After taking over the Klein collection and Anne Klein II, Donna decided that she needed some clothes for herself and friends. The result: she was was unceremoniously fired but, in 1985, went on to launch her Seven Easy Pieces line with her now-legendary black tights, the bodysuit, a versatile skirt, a pair of loose trousers, a tailored jacket, a cashmere sweater and a white shirt.

Shifting directions, Kim asked Donna about her passion today. After having so many of her friends and family suffering from AIDs, cancer and other health issues, she realized that the focus had been on “disease care, not health care.”

Before dying, her late husband Stephen Weiss told her that she must “take care of the nurses” as well as the patients.

It seemed a bit ironic that a fundraiser to prevent violence nearly became the victim of feared violence. But, luckily, the vast majority of generous folks stayed put and helped net $400K to support The Family Place’s efforts to protect families.

MySweetMusic For Christmas 2016 – Part 5

Let’s envision this scene. If you have munchkins anywhere in the house, then you’re up with a cup of coffee watching a destruction derby taking place around a pristine Christmas tree. Gift wrap is being torn apart like a truck pull at AT&T Stadium. But it’s worth it.

Now, there is a full day of activities including food, food and more food.

But let’s have a reality check.

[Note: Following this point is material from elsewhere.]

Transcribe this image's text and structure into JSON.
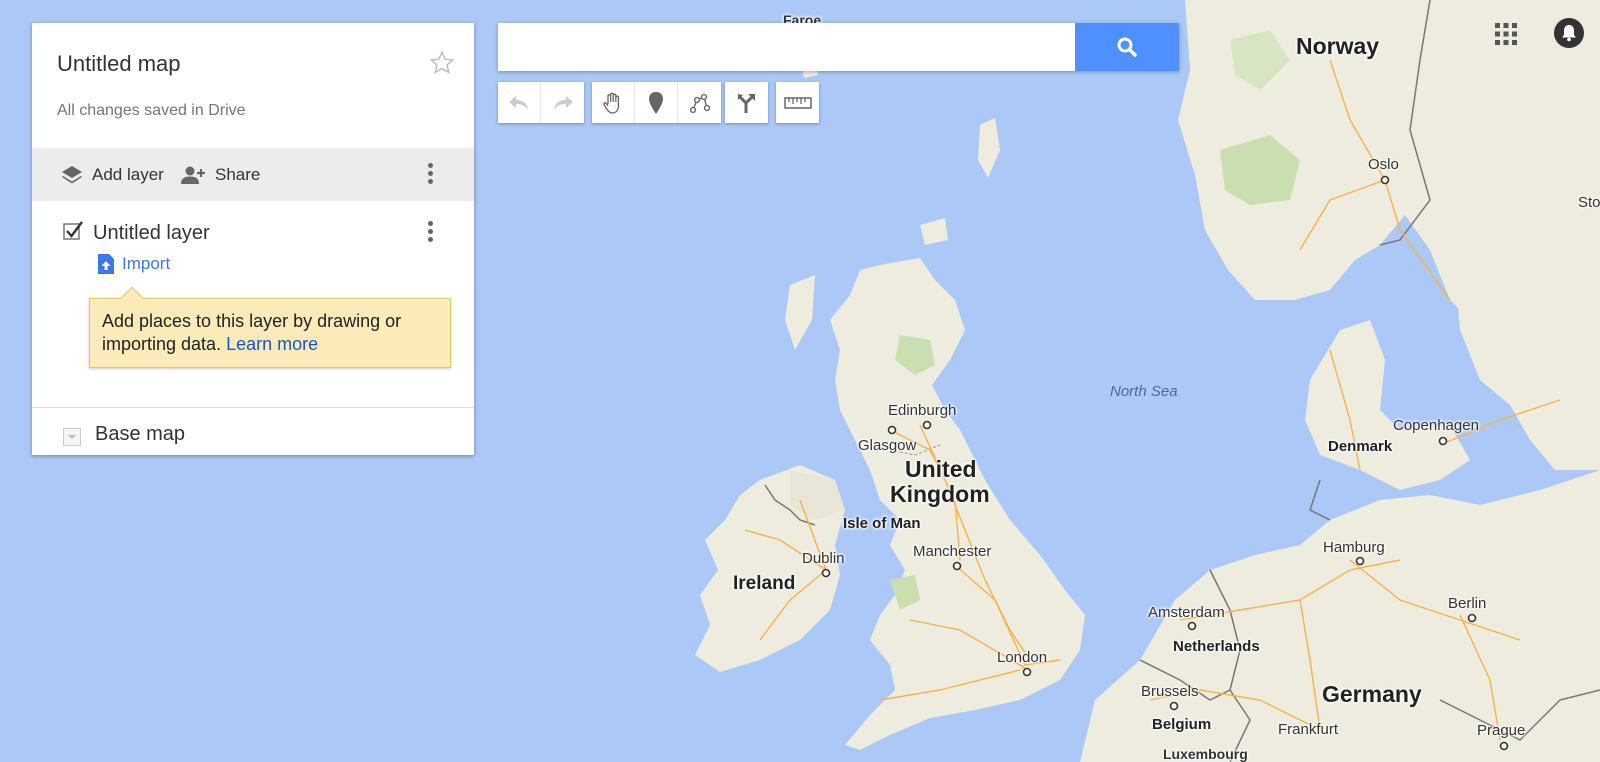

As you settle back on the couch, are you  wondering how you could have eating all “that stuff”? Or, perhaps you’re in the kitchen, drafting “volunteers” to help do KP duties? Surely, you’re not already writing thank you notes!

Regardless, it’s a dreary day with gray clouds and rain outside. Still, you’re inside safe and sound. Here’s some music to enjoy your state of being.

MySweetWishList: C.C. Young

According to C. C. Young Vice President of Development Sharon Ballew,

Sharon Ballew (File photo)

“My wish this holiday season is that the community will join together and participate in the 2nd Annual Carry the Torch 5K and Fun Run on Friday, March 3, benefiting the C. C. Young Cares program. The program provides flash frozen, heart-healthy meals to seniors in in need throughout the Dallas Metroplex, and every race registration fee helps to fund this mission.

“The race will begin at the beautiful C. C. Young campus overlooking White Rock Lake, at 6:00 p.m. and the route will feature sloping inclines, turns and scenic views. All runners also will receive a swag bag for participating in the race including a race shirt, glow kit and medals for all 5K finishers. Following the run, the after party will feature food trucks, vendors, a DJ and more. Awards will also be given in age group categories and for Overall and Masters Male and Female Finishers.

“To register yourself or a team online, please visit www.CarryTheTorchRun.com.  

“Please join me in supporting seniors in need by pledging to run in C. C. Young’s Carry The Torch 5K and Fun Run this March!”

-By Sharon Ballew, C. C. Young vice president of development